■ WORK TO COMPLETE ■
Please write out all the data that follows exactly, without the pictures.

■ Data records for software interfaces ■

== == ==

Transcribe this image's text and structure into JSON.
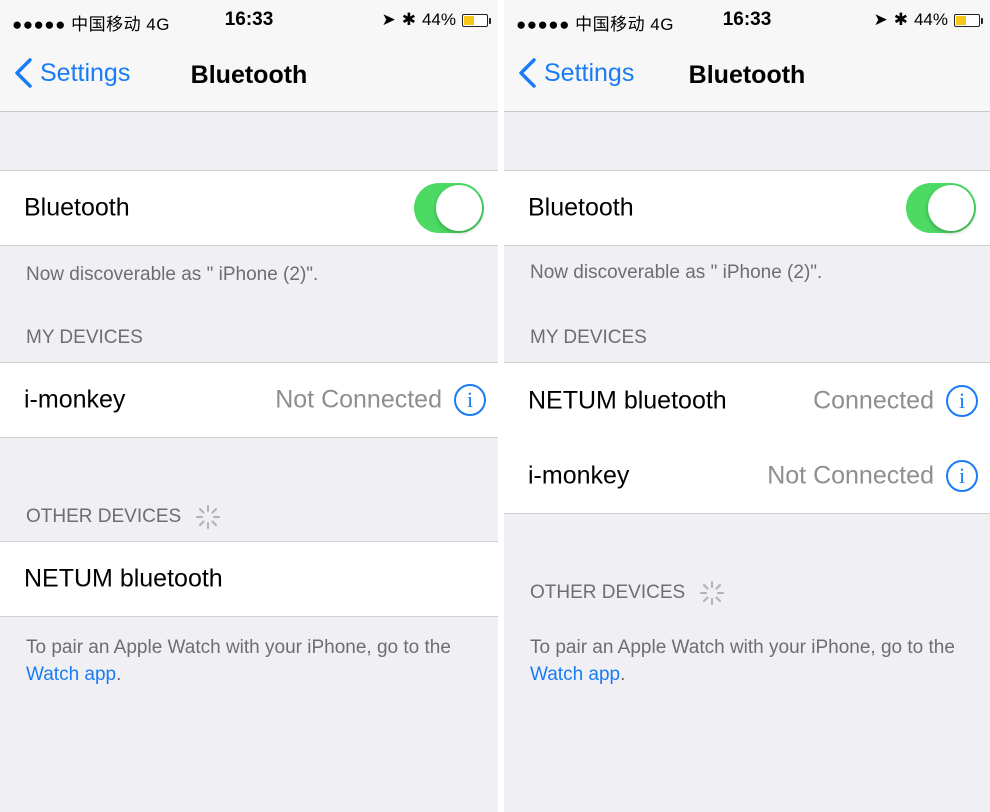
{
  "status_bar": {
    "carrier": "●●●●● 中国移动  4G",
    "time": "16:33",
    "location_glyph": "➤",
    "bt_glyph": "✱",
    "battery": "44%"
  },
  "nav": {
    "back_label": "Settings",
    "title": "Bluetooth"
  },
  "bluetooth": {
    "label": "Bluetooth",
    "enabled": true,
    "discoverable_text": "Now discoverable as \" iPhone (2)\"."
  },
  "left": {
    "my_devices_header": "MY DEVICES",
    "my_devices": [
      {
        "name": "i-monkey",
        "status": "Not Connected"
      }
    ],
    "other_devices_header": "OTHER DEVICES",
    "other_devices": [
      {
        "name": "NETUM bluetooth"
      }
    ]
  },
  "right": {
    "my_devices_header": "MY DEVICES",
    "my_devices": [
      {
        "name": "NETUM bluetooth",
        "status": "Connected"
      },
      {
        "name": "i-monkey",
        "status": "Not Connected"
      }
    ],
    "other_devices_header": "OTHER DEVICES"
  },
  "pair_note": {
    "text": "To pair an Apple Watch with your iPhone, go to the",
    "link": "Watch app",
    "suffix": "."
  },
  "icons": {
    "info_glyph": "i"
  },
  "colors": {
    "accent": "#1a7cf5",
    "toggle_on": "#4cd964",
    "battery_fill": "#f5c518"
  }
}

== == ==

■ RESULT ■
Transcribe this image's text and structure into JSON.
{
  "status_bar": {
    "carrier": "●●●●● 中国移动  4G",
    "time": "16:33",
    "location_glyph": "➤",
    "bt_glyph": "✱",
    "battery": "44%"
  },
  "nav": {
    "back_label": "Settings",
    "title": "Bluetooth"
  },
  "bluetooth": {
    "label": "Bluetooth",
    "enabled": true,
    "discoverable_text": "Now discoverable as \" iPhone (2)\"."
  },
  "left": {
    "my_devices_header": "MY DEVICES",
    "my_devices": [
      {
        "name": "i-monkey",
        "status": "Not Connected"
      }
    ],
    "other_devices_header": "OTHER DEVICES",
    "other_devices": [
      {
        "name": "NETUM bluetooth"
      }
    ]
  },
  "right": {
    "my_devices_header": "MY DEVICES",
    "my_devices": [
      {
        "name": "NETUM bluetooth",
        "status": "Connected"
      },
      {
        "name": "i-monkey",
        "status": "Not Connected"
      }
    ],
    "other_devices_header": "OTHER DEVICES"
  },
  "pair_note": {
    "text": "To pair an Apple Watch with your iPhone, go to the",
    "link": "Watch app",
    "suffix": "."
  },
  "icons": {
    "info_glyph": "i"
  },
  "colors": {
    "accent": "#1a7cf5",
    "toggle_on": "#4cd964",
    "battery_fill": "#f5c518"
  }
}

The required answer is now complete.